Fuel for Hope - by Addie Gerlach

Fire needs three things to survive: oxygen, heat, and fuel. It will extinguish if even one of these three things are missing.

Candles cannot spontaneously combust; they must be lit by another flame.

So it is with hope. Hope must be fed to grow. Hope can be ignited by another’s hope, another’s grace, and another’s truth. Hope also needs time to grow.

The candle in my heart was ignited during the Thrill of Hope in December. I was able to learn about human trafficking and raise needed funds. In January, I was able to fuel the flame for hope by attending Peoria Home’s “Day of Hope” Volunteer Information Day.

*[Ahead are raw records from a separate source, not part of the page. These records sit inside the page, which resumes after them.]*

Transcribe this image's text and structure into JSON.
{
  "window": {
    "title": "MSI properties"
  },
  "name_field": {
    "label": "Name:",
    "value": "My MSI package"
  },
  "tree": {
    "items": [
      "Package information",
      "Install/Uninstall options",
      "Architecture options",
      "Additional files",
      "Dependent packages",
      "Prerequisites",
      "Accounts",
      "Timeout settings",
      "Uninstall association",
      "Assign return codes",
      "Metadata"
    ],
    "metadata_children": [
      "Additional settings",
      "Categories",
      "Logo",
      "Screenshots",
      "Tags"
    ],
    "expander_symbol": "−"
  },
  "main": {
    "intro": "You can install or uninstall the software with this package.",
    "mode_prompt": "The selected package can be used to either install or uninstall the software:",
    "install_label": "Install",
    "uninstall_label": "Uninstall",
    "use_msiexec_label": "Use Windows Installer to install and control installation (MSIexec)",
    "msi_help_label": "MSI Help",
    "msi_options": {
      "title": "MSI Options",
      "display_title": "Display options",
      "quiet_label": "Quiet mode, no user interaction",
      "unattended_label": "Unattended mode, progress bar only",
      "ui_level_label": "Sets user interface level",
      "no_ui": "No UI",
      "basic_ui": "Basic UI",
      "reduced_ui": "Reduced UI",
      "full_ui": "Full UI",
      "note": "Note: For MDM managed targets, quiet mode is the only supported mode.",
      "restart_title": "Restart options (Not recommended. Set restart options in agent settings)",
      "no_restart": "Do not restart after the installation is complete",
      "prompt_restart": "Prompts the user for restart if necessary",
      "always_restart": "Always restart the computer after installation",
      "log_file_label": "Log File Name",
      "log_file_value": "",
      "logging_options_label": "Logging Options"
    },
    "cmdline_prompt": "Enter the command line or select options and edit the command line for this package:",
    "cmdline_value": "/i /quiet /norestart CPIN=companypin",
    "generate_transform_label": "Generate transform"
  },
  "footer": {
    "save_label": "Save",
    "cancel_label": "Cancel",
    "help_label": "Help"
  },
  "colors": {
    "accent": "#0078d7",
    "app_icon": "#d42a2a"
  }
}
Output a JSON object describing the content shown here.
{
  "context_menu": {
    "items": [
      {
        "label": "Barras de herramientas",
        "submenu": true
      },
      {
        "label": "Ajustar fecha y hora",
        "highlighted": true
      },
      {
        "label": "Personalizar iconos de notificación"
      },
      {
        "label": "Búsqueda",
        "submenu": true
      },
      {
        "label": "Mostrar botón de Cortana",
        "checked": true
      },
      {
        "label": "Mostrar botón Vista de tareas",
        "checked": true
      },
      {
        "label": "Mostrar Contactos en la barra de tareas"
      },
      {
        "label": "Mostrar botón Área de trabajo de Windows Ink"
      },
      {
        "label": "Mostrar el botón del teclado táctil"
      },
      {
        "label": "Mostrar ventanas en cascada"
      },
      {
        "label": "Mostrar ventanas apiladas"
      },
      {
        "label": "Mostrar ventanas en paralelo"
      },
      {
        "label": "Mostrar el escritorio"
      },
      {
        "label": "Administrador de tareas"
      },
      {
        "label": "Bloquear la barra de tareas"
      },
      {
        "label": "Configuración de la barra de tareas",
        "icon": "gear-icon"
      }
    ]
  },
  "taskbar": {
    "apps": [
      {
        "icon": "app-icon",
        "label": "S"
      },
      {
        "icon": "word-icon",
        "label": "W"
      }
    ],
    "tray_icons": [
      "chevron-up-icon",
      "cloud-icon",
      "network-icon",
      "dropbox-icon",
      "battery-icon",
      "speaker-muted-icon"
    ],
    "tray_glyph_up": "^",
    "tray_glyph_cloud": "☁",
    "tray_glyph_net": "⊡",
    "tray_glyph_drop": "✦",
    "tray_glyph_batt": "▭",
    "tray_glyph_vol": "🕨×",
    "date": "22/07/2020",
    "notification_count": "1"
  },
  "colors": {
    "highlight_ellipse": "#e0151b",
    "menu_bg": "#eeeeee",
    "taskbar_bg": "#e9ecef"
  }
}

Walking in, I was nervous; kind of like walking into the first day of junior high, barely knowing anyone and not sure what to expect. I encountered grace. Kind people seeing the big picture, not out to fix anything overnight.

The volunteer training covered topics such as the Peoria Home story and why this organization came to be, how to identify those involved in human trafficking, as well as the law and why some new legal issues might actually make it harder to end human trafficking in our area. Subjects like community and prevention, working in juvenile detention centers, foster care, and how these areas all impact the issue of human trafficking. All topics were approached with grace and sensitivity that this is a complex issue that we will likely not see resolved in our lifetime, but is nevertheless a worthy and high calling to try and make a difference in the lives of women, men, and children who are enslaved. One changed life makes this all worthwhile.

I especially appreciated the session on Vicarious Trauma—defined by Kusum Batey as “the result of exposure to those of us who work with survivors as we are hearing their traumatic stories and bearing witness to the pain, fear, and terror that they have endured.” Basically, those who work with others as they heal from the abuses of their past may likely experience secondary suffering. It’s empathy. It’s understanding. Kusum shared practical ways to prevent burnout.

I found this impactful because, to me, it shows the care Peoria Home has for its volunteers as well as the women who will eventually live in the community. We all are on a path of healing. Through involvement in an organization such as Peoria Home, we will all be impacted and ministered to. Becca Stevens, founder of Thistle Farms, Peoria Home’s parent, in her book Letters from the Farm states, “I needed the community of Thistle Farms as much as the women coming off the streets needed the community. We all need to feel that love heals (p. 49).”

We all need community and grace. It fuels our hope. It heals. 

Why Peoria Home?

Why Peoria Home?

Our best estimates have shown that around 200 women and girls are sold for sex every night in Snohomish County. These are just estimates because it is difficult to get exact numbers due the hidden nature of this problem. This comes from local law enforcement and best guesses based on number of adds on sex for hire websites. 

1 in 6 runaways are sexually exploited. 

85% of women and girls in prostitution are controlled by a pimp. 

Force, fraud and coercion can look like many things and pimps do many things to keep these women enslaved. To get a deeper look into this read "Girls Like Us: Fighting for a world where girls are not for sale By: Rachel Lloyd

Our goal at Peoria Home is to illuminate a path for survivors of sex-trafficking so that she can reclaim a life of freedom! 

We will fight for these women in Snohomish County to show them hope, healing, love and freedom. We want you to join us in this fight. Please share this video so that more people know what is going on in our community in regards to modern day slavery. 

Follow us on Facebook for upcoming events and get the latest news and information.

If you'd like to give you can do that here as we fight to reverse this sad reality in our community. 

If you'd like to get more involved and volunteer to help end the local sex trade reach out to us here and help us shine a light into this dark world.  

We are passionate about sharing the hope that we have to those who feel hopeless. Join us in this fight today! 




Whether we are really alone or feeling alone, it is one of the worst feelings we can have as human beings, particularly around the holidays. The despair, anxiety and the sense of loneliness is suffocating.  The darkness of feeling unvalued and abandoned penetratesyour soul. Alone does not feel right. It can lead us down paths either in life or our minds knowing we will never be accepted, and with rejection we do not feel the healing nature of love.

The Lighthouse ~ A Beacon of Hope

The Lighthouse ~ A Beacon of Hope

As a lighthouse stands against the tumultuous seas as a steadfast light – love and hope can be a beacon to those who live in the darkest places of life. Knowing someone cares about you when you feel alone can bring about a glimpse of hope. Knowing someone is concerned about your well-being and your long-term health while you are in the trenches of life’s darkest places can be a light of love. These are some of the reasons Peoria Home has a lighthouse in it’s logo. We long to serve Snohomish County as a Beacon of Hope and Love and Healing.